[Element data from apps and pages]
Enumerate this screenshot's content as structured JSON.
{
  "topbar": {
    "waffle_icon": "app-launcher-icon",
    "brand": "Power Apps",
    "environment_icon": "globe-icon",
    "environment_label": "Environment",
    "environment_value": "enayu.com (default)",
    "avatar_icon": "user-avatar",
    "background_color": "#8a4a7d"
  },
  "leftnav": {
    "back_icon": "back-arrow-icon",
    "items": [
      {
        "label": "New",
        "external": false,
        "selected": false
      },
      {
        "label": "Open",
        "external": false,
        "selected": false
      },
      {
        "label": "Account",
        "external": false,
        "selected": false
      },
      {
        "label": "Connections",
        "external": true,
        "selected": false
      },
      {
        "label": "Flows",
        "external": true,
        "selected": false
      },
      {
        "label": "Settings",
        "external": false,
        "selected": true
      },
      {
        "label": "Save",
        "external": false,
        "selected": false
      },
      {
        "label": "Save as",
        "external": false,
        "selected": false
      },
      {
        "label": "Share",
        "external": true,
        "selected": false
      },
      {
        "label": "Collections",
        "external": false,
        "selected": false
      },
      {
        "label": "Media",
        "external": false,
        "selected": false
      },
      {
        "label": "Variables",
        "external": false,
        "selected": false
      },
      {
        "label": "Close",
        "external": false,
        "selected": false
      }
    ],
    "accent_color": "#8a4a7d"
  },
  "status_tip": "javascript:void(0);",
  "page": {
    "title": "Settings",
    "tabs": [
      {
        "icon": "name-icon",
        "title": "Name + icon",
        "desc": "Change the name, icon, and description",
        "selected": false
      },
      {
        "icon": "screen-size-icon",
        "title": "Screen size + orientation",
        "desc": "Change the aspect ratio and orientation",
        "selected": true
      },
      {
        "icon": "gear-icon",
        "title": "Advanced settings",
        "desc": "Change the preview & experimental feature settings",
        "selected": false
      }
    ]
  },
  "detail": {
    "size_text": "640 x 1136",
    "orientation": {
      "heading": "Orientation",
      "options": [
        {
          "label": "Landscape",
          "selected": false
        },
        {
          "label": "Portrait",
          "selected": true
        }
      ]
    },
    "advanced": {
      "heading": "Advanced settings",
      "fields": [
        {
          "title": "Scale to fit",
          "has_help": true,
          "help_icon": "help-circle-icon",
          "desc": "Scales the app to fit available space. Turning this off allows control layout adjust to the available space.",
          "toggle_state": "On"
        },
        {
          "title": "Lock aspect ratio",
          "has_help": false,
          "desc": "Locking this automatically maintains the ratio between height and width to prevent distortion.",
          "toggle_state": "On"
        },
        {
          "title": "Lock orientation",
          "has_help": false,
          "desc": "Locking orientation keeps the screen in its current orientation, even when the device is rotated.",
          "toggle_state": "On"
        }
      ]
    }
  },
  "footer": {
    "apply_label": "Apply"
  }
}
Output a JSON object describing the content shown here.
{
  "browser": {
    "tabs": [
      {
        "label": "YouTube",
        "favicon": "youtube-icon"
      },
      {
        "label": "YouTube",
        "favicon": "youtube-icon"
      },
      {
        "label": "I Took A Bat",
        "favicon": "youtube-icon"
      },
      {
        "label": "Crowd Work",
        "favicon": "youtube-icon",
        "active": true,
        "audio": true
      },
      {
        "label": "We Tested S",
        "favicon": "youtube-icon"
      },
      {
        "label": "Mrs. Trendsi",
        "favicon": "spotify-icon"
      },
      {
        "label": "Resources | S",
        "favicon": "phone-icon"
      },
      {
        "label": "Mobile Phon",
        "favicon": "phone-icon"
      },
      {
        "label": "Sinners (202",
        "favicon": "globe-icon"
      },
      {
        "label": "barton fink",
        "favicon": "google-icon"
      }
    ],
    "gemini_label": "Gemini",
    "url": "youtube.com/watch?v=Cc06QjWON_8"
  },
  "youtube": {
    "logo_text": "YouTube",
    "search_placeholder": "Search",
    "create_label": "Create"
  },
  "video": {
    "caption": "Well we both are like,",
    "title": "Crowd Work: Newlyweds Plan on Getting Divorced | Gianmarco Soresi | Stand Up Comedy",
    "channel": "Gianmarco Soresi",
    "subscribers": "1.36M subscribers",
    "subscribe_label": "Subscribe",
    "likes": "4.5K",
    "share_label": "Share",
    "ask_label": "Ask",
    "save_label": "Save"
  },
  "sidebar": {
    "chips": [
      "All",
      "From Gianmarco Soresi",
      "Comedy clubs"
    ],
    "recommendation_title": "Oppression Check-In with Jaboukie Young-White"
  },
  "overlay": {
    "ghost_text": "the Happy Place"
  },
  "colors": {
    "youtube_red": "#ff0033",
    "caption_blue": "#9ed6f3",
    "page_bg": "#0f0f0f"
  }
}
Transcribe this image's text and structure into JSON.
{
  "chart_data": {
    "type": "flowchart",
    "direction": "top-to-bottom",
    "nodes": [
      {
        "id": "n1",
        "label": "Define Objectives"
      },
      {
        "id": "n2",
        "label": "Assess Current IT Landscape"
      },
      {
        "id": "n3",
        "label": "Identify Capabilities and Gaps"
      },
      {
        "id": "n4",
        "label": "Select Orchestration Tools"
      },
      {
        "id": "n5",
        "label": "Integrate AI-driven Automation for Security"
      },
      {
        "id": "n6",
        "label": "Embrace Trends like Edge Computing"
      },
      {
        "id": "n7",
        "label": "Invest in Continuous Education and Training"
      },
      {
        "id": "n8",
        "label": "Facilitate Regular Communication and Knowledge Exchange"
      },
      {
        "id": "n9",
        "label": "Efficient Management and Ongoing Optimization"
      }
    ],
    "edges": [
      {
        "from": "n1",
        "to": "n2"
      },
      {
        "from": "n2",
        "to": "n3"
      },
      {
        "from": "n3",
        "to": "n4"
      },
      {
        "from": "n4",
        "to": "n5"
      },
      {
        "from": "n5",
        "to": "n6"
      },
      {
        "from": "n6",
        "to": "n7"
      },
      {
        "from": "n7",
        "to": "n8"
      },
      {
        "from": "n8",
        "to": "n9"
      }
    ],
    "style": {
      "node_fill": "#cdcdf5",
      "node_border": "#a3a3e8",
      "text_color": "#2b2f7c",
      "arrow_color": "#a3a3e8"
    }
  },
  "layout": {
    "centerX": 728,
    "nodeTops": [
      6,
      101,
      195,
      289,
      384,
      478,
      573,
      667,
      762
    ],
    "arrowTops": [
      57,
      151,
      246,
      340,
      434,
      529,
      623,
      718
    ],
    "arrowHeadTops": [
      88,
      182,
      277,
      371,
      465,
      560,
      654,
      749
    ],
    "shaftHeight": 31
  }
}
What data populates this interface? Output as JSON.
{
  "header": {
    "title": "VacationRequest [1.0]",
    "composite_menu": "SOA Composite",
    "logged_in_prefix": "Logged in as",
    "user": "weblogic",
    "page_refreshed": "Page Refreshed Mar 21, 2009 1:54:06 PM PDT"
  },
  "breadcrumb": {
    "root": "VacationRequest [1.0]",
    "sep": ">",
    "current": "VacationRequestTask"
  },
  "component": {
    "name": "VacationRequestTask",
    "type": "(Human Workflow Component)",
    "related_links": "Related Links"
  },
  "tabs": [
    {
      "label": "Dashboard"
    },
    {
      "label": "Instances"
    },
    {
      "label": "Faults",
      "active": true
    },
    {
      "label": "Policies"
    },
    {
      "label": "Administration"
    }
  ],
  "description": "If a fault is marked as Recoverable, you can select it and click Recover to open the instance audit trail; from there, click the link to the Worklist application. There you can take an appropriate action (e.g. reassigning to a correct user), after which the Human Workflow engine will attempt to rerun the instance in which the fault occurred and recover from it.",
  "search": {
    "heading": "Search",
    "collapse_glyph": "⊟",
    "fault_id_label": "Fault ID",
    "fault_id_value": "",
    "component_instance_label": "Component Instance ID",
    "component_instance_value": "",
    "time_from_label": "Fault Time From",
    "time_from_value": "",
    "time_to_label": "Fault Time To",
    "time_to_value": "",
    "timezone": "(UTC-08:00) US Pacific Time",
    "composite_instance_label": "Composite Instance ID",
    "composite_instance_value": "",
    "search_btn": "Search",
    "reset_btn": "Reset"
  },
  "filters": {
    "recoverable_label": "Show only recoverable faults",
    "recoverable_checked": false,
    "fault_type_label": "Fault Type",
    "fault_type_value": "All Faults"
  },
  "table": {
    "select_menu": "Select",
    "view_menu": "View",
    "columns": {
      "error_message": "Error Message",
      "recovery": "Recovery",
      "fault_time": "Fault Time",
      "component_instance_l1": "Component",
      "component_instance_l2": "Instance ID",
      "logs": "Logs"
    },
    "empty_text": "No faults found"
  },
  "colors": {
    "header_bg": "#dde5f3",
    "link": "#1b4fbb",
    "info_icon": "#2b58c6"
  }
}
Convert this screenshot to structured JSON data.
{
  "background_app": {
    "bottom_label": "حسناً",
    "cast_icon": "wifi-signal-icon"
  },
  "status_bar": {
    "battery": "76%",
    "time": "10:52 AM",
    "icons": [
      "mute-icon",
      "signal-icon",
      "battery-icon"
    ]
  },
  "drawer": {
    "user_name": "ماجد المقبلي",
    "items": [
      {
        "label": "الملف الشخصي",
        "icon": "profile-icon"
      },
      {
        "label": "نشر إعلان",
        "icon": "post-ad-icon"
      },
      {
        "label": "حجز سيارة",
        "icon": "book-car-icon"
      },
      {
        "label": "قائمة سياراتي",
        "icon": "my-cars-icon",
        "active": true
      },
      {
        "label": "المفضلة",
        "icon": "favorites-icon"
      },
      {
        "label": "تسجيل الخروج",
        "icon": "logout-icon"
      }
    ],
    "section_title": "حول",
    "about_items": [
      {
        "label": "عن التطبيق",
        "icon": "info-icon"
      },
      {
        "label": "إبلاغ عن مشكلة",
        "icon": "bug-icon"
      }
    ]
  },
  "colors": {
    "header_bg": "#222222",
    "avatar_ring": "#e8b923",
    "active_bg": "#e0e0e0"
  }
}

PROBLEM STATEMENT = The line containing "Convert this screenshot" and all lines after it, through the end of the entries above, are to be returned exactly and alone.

ANSWER =
Convert this screenshot to structured JSON data.
{
  "background_app": {
    "bottom_label": "حسناً",
    "cast_icon": "wifi-signal-icon"
  },
  "status_bar": {
    "battery": "76%",
    "time": "10:52 AM",
    "icons": [
      "mute-icon",
      "signal-icon",
      "battery-icon"
    ]
  },
  "drawer": {
    "user_name": "ماجد المقبلي",
    "items": [
      {
        "label": "الملف الشخصي",
        "icon": "profile-icon"
      },
      {
        "label": "نشر إعلان",
        "icon": "post-ad-icon"
      },
      {
        "label": "حجز سيارة",
        "icon": "book-car-icon"
      },
      {
        "label": "قائمة سياراتي",
        "icon": "my-cars-icon",
        "active": true
      },
      {
        "label": "المفضلة",
        "icon": "favorites-icon"
      },
      {
        "label": "تسجيل الخروج",
        "icon": "logout-icon"
      }
    ],
    "section_title": "حول",
    "about_items": [
      {
        "label": "عن التطبيق",
        "icon": "info-icon"
      },
      {
        "label": "إبلاغ عن مشكلة",
        "icon": "bug-icon"
      }
    ]
  },
  "colors": {
    "header_bg": "#222222",
    "avatar_ring": "#e8b923",
    "active_bg": "#e0e0e0"
  }
}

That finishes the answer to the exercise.